[Page and application data records]

-- Opening Marker --

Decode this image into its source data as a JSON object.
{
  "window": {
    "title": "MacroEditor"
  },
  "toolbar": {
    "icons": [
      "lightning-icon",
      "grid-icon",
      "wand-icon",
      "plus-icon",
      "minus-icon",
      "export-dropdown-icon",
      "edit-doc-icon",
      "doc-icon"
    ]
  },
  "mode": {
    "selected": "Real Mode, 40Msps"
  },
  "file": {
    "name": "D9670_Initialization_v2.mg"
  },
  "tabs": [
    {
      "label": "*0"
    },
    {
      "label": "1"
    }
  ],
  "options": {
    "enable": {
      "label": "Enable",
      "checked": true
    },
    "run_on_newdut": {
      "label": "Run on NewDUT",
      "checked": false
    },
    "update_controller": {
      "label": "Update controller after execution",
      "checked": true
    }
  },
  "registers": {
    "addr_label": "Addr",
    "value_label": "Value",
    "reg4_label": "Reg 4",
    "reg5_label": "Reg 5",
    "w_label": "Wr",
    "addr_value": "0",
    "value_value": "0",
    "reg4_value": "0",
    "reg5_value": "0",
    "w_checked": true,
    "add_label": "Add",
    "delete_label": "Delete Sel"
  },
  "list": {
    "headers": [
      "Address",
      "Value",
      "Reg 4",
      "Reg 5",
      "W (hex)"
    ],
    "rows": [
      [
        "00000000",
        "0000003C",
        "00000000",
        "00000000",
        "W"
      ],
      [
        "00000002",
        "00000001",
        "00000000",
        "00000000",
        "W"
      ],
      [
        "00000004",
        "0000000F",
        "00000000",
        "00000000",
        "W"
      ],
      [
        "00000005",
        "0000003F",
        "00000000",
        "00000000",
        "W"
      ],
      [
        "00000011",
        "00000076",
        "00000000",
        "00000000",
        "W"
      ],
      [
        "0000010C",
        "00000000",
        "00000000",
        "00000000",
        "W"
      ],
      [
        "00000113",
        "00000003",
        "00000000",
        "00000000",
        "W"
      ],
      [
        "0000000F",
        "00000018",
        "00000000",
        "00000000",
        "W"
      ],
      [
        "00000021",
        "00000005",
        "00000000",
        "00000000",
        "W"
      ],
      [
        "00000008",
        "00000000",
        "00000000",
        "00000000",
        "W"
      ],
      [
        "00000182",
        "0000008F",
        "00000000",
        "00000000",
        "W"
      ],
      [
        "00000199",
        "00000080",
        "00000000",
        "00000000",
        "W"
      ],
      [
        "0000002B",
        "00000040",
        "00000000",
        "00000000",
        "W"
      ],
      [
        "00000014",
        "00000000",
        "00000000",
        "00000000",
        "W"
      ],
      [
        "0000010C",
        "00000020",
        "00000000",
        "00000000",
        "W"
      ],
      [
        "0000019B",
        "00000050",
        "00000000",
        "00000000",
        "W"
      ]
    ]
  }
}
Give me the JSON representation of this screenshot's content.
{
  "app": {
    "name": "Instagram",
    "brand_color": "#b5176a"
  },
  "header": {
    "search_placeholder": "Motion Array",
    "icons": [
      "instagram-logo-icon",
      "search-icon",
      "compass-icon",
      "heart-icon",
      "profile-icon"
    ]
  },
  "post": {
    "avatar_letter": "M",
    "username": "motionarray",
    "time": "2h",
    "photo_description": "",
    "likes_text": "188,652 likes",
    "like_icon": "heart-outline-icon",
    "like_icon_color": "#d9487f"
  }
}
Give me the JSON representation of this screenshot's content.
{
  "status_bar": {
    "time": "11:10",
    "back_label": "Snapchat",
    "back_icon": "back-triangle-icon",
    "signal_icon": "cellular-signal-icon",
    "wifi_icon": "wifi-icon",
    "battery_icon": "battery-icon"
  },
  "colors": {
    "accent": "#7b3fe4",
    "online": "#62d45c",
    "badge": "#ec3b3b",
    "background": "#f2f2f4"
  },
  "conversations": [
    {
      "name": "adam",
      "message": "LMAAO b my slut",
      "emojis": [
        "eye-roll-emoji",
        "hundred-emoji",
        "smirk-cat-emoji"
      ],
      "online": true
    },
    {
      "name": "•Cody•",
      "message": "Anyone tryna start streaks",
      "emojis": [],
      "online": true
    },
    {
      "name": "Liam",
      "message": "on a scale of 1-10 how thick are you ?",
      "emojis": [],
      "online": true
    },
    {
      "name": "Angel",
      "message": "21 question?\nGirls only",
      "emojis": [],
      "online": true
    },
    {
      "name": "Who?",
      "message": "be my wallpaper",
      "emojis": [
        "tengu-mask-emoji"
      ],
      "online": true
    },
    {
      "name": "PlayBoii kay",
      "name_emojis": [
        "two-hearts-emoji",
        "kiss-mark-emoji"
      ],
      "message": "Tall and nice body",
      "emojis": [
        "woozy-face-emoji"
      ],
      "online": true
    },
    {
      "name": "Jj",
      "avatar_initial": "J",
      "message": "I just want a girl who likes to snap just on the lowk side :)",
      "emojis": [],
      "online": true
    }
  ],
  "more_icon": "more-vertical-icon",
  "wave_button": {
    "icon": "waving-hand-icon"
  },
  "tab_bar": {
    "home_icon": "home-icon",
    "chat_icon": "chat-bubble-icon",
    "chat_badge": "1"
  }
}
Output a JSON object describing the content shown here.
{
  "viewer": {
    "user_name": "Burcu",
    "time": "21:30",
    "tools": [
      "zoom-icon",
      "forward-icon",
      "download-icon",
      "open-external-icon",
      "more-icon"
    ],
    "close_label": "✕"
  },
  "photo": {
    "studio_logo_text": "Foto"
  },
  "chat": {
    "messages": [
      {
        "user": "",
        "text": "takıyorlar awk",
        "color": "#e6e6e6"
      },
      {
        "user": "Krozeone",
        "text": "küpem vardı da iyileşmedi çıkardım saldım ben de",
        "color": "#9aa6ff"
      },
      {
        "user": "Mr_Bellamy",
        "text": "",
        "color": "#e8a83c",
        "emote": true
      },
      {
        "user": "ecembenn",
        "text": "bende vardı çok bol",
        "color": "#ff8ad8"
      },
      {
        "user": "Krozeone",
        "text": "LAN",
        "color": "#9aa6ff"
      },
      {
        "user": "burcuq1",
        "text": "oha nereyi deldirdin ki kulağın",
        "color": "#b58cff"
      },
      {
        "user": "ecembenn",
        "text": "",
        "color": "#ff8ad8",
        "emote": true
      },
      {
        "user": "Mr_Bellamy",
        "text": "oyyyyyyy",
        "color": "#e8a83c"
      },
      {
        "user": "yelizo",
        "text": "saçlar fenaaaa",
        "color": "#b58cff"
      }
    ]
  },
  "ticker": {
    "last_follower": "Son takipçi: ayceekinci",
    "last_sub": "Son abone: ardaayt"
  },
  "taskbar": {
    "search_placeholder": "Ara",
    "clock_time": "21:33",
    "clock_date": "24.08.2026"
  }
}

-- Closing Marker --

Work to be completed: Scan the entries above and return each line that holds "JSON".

Answer to this task:
Decode this image into its source data as a JSON object.
Give me the JSON representation of this screenshot's content.
Give me the JSON representation of this screenshot's content.
Output a JSON object describing the content shown here.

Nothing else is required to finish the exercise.